== Dataset excerpts ==

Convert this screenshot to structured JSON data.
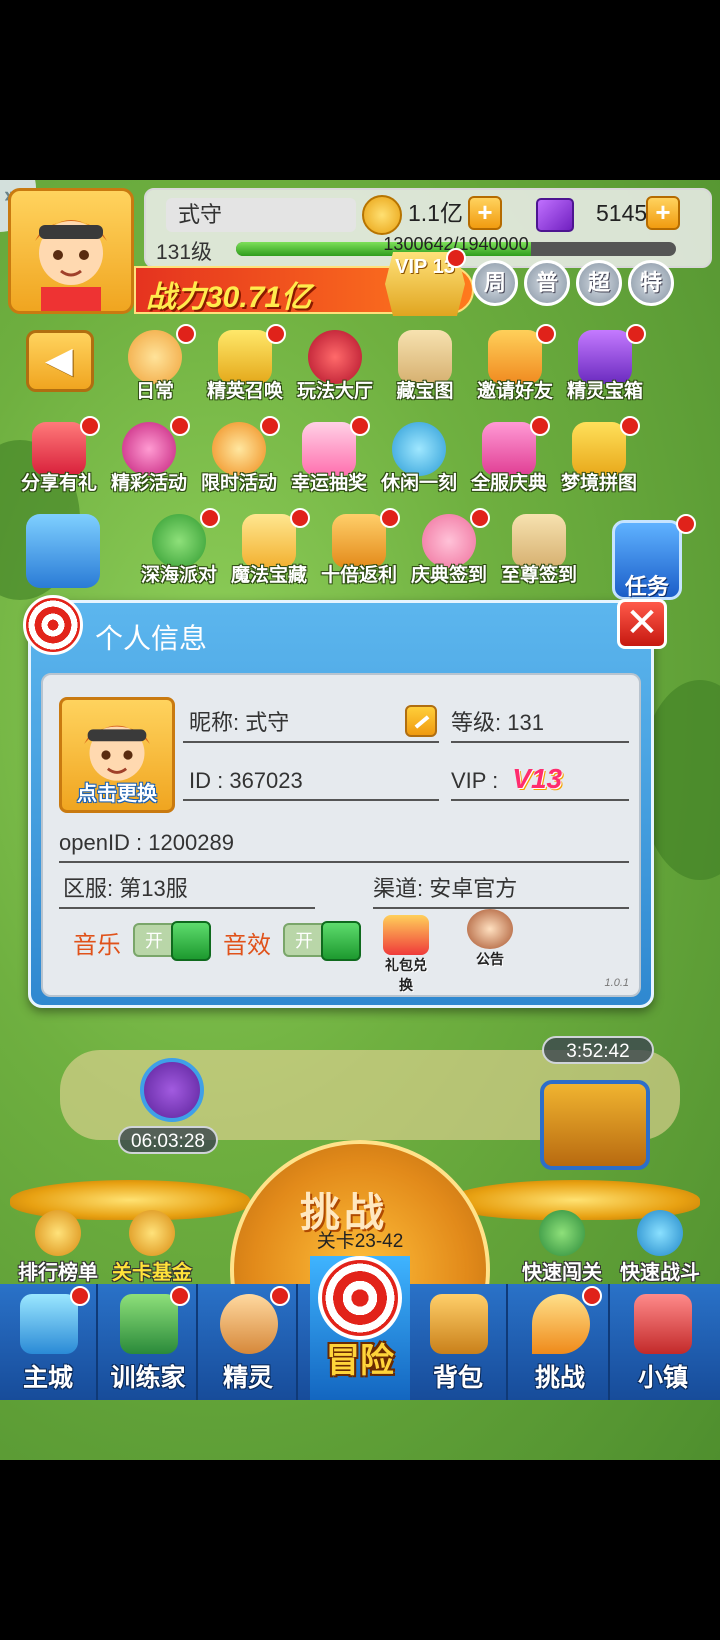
{
  "player": {
    "name": "式守",
    "level_text": "131级",
    "coins": "1.1亿",
    "gems": "51451",
    "exp_text": "1300642/1940000",
    "exp_progress": 0.67,
    "power_text": "战力30.71亿",
    "vip_badge": "VIP 13"
  },
  "round_buttons": [
    "周",
    "普",
    "超",
    "特"
  ],
  "activities_row1": [
    "日常",
    "精英召唤",
    "玩法大厅",
    "藏宝图",
    "邀请好友",
    "精灵宝箱"
  ],
  "activities_row2": [
    "分享有礼",
    "精彩活动",
    "限时活动",
    "幸运抽奖",
    "休闲一刻",
    "全服庆典",
    "梦境拼图"
  ],
  "activities_row3": [
    "深海派对",
    "魔法宝藏",
    "十倍返利",
    "庆典签到",
    "至尊签到"
  ],
  "task_label": "任务",
  "dialog": {
    "title": "个人信息",
    "close": "✕",
    "change_avatar": "点击更换",
    "nickname": "昵称: 式守",
    "level": "等级:  131",
    "id": "ID  : 367023",
    "vip_label": "VIP :",
    "vip_logo": "V13",
    "openid": "openID :  1200289",
    "server": "区服: 第13服",
    "channel": "渠道: 安卓官方",
    "music_label": "音乐",
    "sound_label": "音效",
    "toggle_on": "开",
    "gift_label": "礼包兑换",
    "notice_label": "公告",
    "version": "1.0.1"
  },
  "timers": {
    "left": "06:03:28",
    "right": "3:52:42"
  },
  "challenge": {
    "title": "挑战",
    "stage": "关卡23-42"
  },
  "side_buttons": {
    "rank": "排行榜单",
    "fund": "关卡基金",
    "fast_pass": "快速闯关",
    "fast_battle": "快速战斗"
  },
  "nav": {
    "items": [
      "主城",
      "训练家",
      "精灵",
      "背包",
      "挑战",
      "小镇"
    ],
    "center": "冒险"
  }
}
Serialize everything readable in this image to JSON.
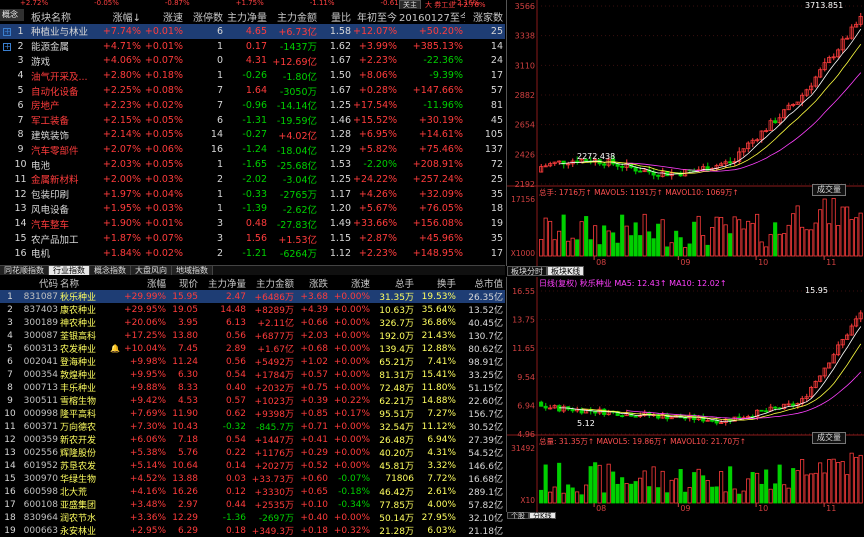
{
  "top_strip": [
    "+2.72%",
    "-0.05%",
    "-0.87%",
    "+1.75%",
    "-1.11%",
    "-0.61%",
    "+2.16%"
  ],
  "top_right": {
    "btn": "关主",
    "text": "大 券工业 +2.76%"
  },
  "corner": "概念",
  "sector_headers": [
    "",
    "",
    "板块名称",
    "涨幅↓",
    "涨速",
    "涨停数",
    "主力净量",
    "主力金额",
    "量比",
    "年初至今",
    "20160127至今",
    "涨家数"
  ],
  "sectors": [
    {
      "n": "1",
      "name": "种植业与林业",
      "chg": "+7.74%",
      "speed": "+0.01%",
      "limit": "6",
      "net": "4.65",
      "amt": "+6.73亿",
      "vr": "1.58",
      "ytd": "+12.07%",
      "since": "+50.20%",
      "up": "25",
      "nc": "w"
    },
    {
      "n": "2",
      "name": "能源金属",
      "chg": "+4.71%",
      "speed": "+0.01%",
      "limit": "1",
      "net": "0.17",
      "amt": "-1437万",
      "vr": "1.62",
      "ytd": "+3.99%",
      "since": "+385.13%",
      "up": "14",
      "nc": "w"
    },
    {
      "n": "3",
      "name": "游戏",
      "chg": "+4.06%",
      "speed": "+0.07%",
      "limit": "0",
      "net": "4.31",
      "amt": "+12.69亿",
      "vr": "1.67",
      "ytd": "+2.23%",
      "since": "-22.36%",
      "up": "24",
      "nc": "w"
    },
    {
      "n": "4",
      "name": "油气开采及...",
      "chg": "+2.80%",
      "speed": "+0.18%",
      "limit": "1",
      "net": "-0.26",
      "amt": "-1.80亿",
      "vr": "1.50",
      "ytd": "+8.06%",
      "since": "-9.39%",
      "up": "17",
      "nc": "r"
    },
    {
      "n": "5",
      "name": "自动化设备",
      "chg": "+2.25%",
      "speed": "+0.08%",
      "limit": "7",
      "net": "1.64",
      "amt": "-3050万",
      "vr": "1.67",
      "ytd": "+0.28%",
      "since": "+147.66%",
      "up": "57",
      "nc": "r"
    },
    {
      "n": "6",
      "name": "房地产",
      "chg": "+2.23%",
      "speed": "+0.02%",
      "limit": "7",
      "net": "-0.96",
      "amt": "-14.14亿",
      "vr": "1.25",
      "ytd": "+17.54%",
      "since": "-11.96%",
      "up": "81",
      "nc": "r"
    },
    {
      "n": "7",
      "name": "军工装备",
      "chg": "+2.15%",
      "speed": "+0.05%",
      "limit": "6",
      "net": "-1.31",
      "amt": "-19.59亿",
      "vr": "1.46",
      "ytd": "+15.52%",
      "since": "+30.19%",
      "up": "45",
      "nc": "r"
    },
    {
      "n": "8",
      "name": "建筑装饰",
      "chg": "+2.14%",
      "speed": "+0.05%",
      "limit": "14",
      "net": "-0.27",
      "amt": "+4.02亿",
      "vr": "1.28",
      "ytd": "+6.95%",
      "since": "+14.61%",
      "up": "105",
      "nc": "w"
    },
    {
      "n": "9",
      "name": "汽车零部件",
      "chg": "+2.07%",
      "speed": "+0.06%",
      "limit": "16",
      "net": "-1.24",
      "amt": "-18.04亿",
      "vr": "1.29",
      "ytd": "+5.82%",
      "since": "+75.46%",
      "up": "137",
      "nc": "r"
    },
    {
      "n": "10",
      "name": "电池",
      "chg": "+2.03%",
      "speed": "+0.05%",
      "limit": "1",
      "net": "-1.65",
      "amt": "-25.68亿",
      "vr": "1.53",
      "ytd": "-2.20%",
      "since": "+208.91%",
      "up": "72",
      "nc": "w"
    },
    {
      "n": "11",
      "name": "金属新材料",
      "chg": "+2.00%",
      "speed": "+0.03%",
      "limit": "2",
      "net": "-2.02",
      "amt": "-3.04亿",
      "vr": "1.25",
      "ytd": "+24.22%",
      "since": "+257.24%",
      "up": "25",
      "nc": "r"
    },
    {
      "n": "12",
      "name": "包装印刷",
      "chg": "+1.97%",
      "speed": "+0.04%",
      "limit": "1",
      "net": "-0.33",
      "amt": "-2765万",
      "vr": "1.17",
      "ytd": "+4.26%",
      "since": "+32.09%",
      "up": "35",
      "nc": "w"
    },
    {
      "n": "13",
      "name": "风电设备",
      "chg": "+1.95%",
      "speed": "+0.03%",
      "limit": "1",
      "net": "-1.39",
      "amt": "-2.62亿",
      "vr": "1.20",
      "ytd": "+5.67%",
      "since": "+76.05%",
      "up": "18",
      "nc": "w"
    },
    {
      "n": "14",
      "name": "汽车整车",
      "chg": "+1.90%",
      "speed": "+0.01%",
      "limit": "3",
      "net": "0.48",
      "amt": "-27.83亿",
      "vr": "1.49",
      "ytd": "+33.66%",
      "since": "+156.08%",
      "up": "19",
      "nc": "r"
    },
    {
      "n": "15",
      "name": "农产品加工",
      "chg": "+1.87%",
      "speed": "+0.07%",
      "limit": "3",
      "net": "1.56",
      "amt": "+1.53亿",
      "vr": "1.15",
      "ytd": "+2.87%",
      "since": "+45.96%",
      "up": "35",
      "nc": "w"
    },
    {
      "n": "16",
      "name": "电机",
      "chg": "+1.84%",
      "speed": "+0.02%",
      "limit": "2",
      "net": "-1.21",
      "amt": "-6264万",
      "vr": "1.12",
      "ytd": "+2.23%",
      "since": "+148.95%",
      "up": "17",
      "nc": "w"
    }
  ],
  "tabs": [
    "同花顺指数",
    "行业指数",
    "概念指数",
    "大盘风向",
    "地域指数"
  ],
  "active_tab": 1,
  "stock_headers": [
    "",
    "代码",
    "名称",
    "",
    "涨幅",
    "现价",
    "主力净量",
    "主力金额",
    "涨跌",
    "涨速",
    "总手",
    "换手",
    "总市值"
  ],
  "stocks": [
    {
      "n": "1",
      "code": "831087",
      "name": "秋乐种业",
      "flag": "",
      "chg": "+29.99%",
      "price": "15.95",
      "net": "2.47",
      "amt": "+6486万",
      "diff": "+3.68",
      "speed": "+0.00%",
      "vol": "31.35万",
      "turn": "19.53%",
      "cap": "26.35亿"
    },
    {
      "n": "2",
      "code": "837403",
      "name": "康农种业",
      "flag": "",
      "chg": "+29.95%",
      "price": "19.05",
      "net": "14.48",
      "amt": "+8289万",
      "diff": "+4.39",
      "speed": "+0.00%",
      "vol": "10.63万",
      "turn": "35.64%",
      "cap": "13.52亿"
    },
    {
      "n": "3",
      "code": "300189",
      "name": "神农种业",
      "flag": "",
      "chg": "+20.06%",
      "price": "3.95",
      "net": "6.13",
      "amt": "+2.11亿",
      "diff": "+0.66",
      "speed": "+0.00%",
      "vol": "326.7万",
      "turn": "36.86%",
      "cap": "40.45亿"
    },
    {
      "n": "4",
      "code": "300087",
      "name": "荃银高科",
      "flag": "",
      "chg": "+17.25%",
      "price": "13.80",
      "net": "0.56",
      "amt": "+6877万",
      "diff": "+2.03",
      "speed": "+0.00%",
      "vol": "192.0万",
      "turn": "21.43%",
      "cap": "130.7亿"
    },
    {
      "n": "5",
      "code": "600313",
      "name": "农发种业",
      "flag": "🔔",
      "chg": "+10.04%",
      "price": "7.45",
      "net": "2.89",
      "amt": "+1.67亿",
      "diff": "+0.68",
      "speed": "+0.00%",
      "vol": "139.4万",
      "turn": "12.88%",
      "cap": "80.62亿"
    },
    {
      "n": "6",
      "code": "002041",
      "name": "登海种业",
      "flag": "",
      "chg": "+9.98%",
      "price": "11.24",
      "net": "0.56",
      "amt": "+5492万",
      "diff": "+1.02",
      "speed": "+0.00%",
      "vol": "65.21万",
      "turn": "7.41%",
      "cap": "98.91亿"
    },
    {
      "n": "7",
      "code": "000354",
      "name": "敦煌种业",
      "flag": "",
      "chg": "+9.95%",
      "price": "6.30",
      "net": "0.54",
      "amt": "+1784万",
      "diff": "+0.57",
      "speed": "+0.00%",
      "vol": "81.31万",
      "turn": "15.41%",
      "cap": "33.25亿"
    },
    {
      "n": "8",
      "code": "000713",
      "name": "丰乐种业",
      "flag": "",
      "chg": "+9.88%",
      "price": "8.33",
      "net": "0.40",
      "amt": "+2032万",
      "diff": "+0.75",
      "speed": "+0.00%",
      "vol": "72.48万",
      "turn": "11.80%",
      "cap": "51.15亿"
    },
    {
      "n": "9",
      "code": "300511",
      "name": "雪榕生物",
      "flag": "",
      "chg": "+9.42%",
      "price": "4.53",
      "net": "0.57",
      "amt": "+1023万",
      "diff": "+0.39",
      "speed": "+0.22%",
      "vol": "62.21万",
      "turn": "14.88%",
      "cap": "22.60亿"
    },
    {
      "n": "10",
      "code": "000998",
      "name": "隆平高科",
      "flag": "",
      "chg": "+7.69%",
      "price": "11.90",
      "net": "0.62",
      "amt": "+9398万",
      "diff": "+0.85",
      "speed": "+0.17%",
      "vol": "95.51万",
      "turn": "7.27%",
      "cap": "156.7亿"
    },
    {
      "n": "11",
      "code": "600371",
      "name": "万向德农",
      "flag": "",
      "chg": "+7.30%",
      "price": "10.43",
      "net": "-0.32",
      "amt": "-845.7万",
      "diff": "+0.71",
      "speed": "+0.00%",
      "vol": "32.54万",
      "turn": "11.12%",
      "cap": "30.52亿"
    },
    {
      "n": "12",
      "code": "000359",
      "name": "新农开发",
      "flag": "",
      "chg": "+6.06%",
      "price": "7.18",
      "net": "0.54",
      "amt": "+1447万",
      "diff": "+0.41",
      "speed": "+0.00%",
      "vol": "26.48万",
      "turn": "6.94%",
      "cap": "27.39亿"
    },
    {
      "n": "13",
      "code": "002556",
      "name": "辉隆股份",
      "flag": "",
      "chg": "+5.38%",
      "price": "5.76",
      "net": "0.22",
      "amt": "+1176万",
      "diff": "+0.29",
      "speed": "+0.00%",
      "vol": "40.20万",
      "turn": "4.31%",
      "cap": "54.52亿"
    },
    {
      "n": "14",
      "code": "601952",
      "name": "苏垦农发",
      "flag": "",
      "chg": "+5.14%",
      "price": "10.64",
      "net": "0.14",
      "amt": "+2027万",
      "diff": "+0.52",
      "speed": "+0.00%",
      "vol": "45.81万",
      "turn": "3.32%",
      "cap": "146.6亿"
    },
    {
      "n": "15",
      "code": "300970",
      "name": "华绿生物",
      "flag": "",
      "chg": "+4.52%",
      "price": "13.88",
      "net": "0.03",
      "amt": "+33.73万",
      "diff": "+0.60",
      "speed": "-0.07%",
      "vol": "71806",
      "turn": "7.72%",
      "cap": "16.68亿"
    },
    {
      "n": "16",
      "code": "600598",
      "name": "北大荒",
      "flag": "",
      "chg": "+4.16%",
      "price": "16.26",
      "net": "0.12",
      "amt": "+3330万",
      "diff": "+0.65",
      "speed": "-0.18%",
      "vol": "46.42万",
      "turn": "2.61%",
      "cap": "289.1亿"
    },
    {
      "n": "17",
      "code": "600108",
      "name": "亚盛集团",
      "flag": "",
      "chg": "+3.48%",
      "price": "2.97",
      "net": "0.44",
      "amt": "+2535万",
      "diff": "+0.10",
      "speed": "-0.34%",
      "vol": "77.85万",
      "turn": "4.00%",
      "cap": "57.82亿"
    },
    {
      "n": "18",
      "code": "830964",
      "name": "润农节水",
      "flag": "",
      "chg": "+3.36%",
      "price": "12.29",
      "net": "-1.36",
      "amt": "-2697万",
      "diff": "+0.40",
      "speed": "+0.00%",
      "vol": "50.14万",
      "turn": "27.95%",
      "cap": "32.10亿"
    },
    {
      "n": "19",
      "code": "000663",
      "name": "永安林业",
      "flag": "",
      "chg": "+2.95%",
      "price": "6.29",
      "net": "0.18",
      "amt": "+349.3万",
      "diff": "+0.18",
      "speed": "+0.32%",
      "vol": "21.28万",
      "turn": "6.03%",
      "cap": "21.18亿"
    }
  ],
  "chart1": {
    "y_ticks": [
      "3566",
      "3338",
      "3110",
      "2882",
      "2654",
      "2426",
      "2192"
    ],
    "high_label": "3713.851",
    "low_label": "2272.438",
    "vol_label": "总手: 1716万↑ MAVOL5: 1191万↑ MAVOL10: 1069万↑",
    "vol_btn": "成交量",
    "vol_ticks": [
      "17156",
      "X1000"
    ],
    "months": [
      "08",
      "09",
      "10",
      "11"
    ]
  },
  "chart_tabs": [
    "板块分时",
    "板块K线"
  ],
  "chart2": {
    "legend": "日线(复权) 秋乐种业 MA5: 12.43↑ MA10: 12.02↑",
    "y_ticks": [
      "16.55",
      "13.75",
      "11.65",
      "9.54",
      "6.94",
      "4.96"
    ],
    "high_label": "15.95",
    "low_label": "5.12",
    "vol_label": "总量: 31.35万↑ MAVOL5: 19.86万↑ MAVOL10: 21.70万↑",
    "vol_btn": "成交量",
    "vol_ticks": [
      "31492",
      "X10"
    ],
    "months": [
      "08",
      "09",
      "10",
      "11"
    ]
  },
  "bottom_tabs": [
    "个股",
    "分K线"
  ],
  "colors": {
    "up": "#ff3c3c",
    "down": "#00d000",
    "select": "#1e3d74",
    "yellow": "#ffff60"
  }
}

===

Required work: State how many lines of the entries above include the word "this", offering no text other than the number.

Expected answer: 2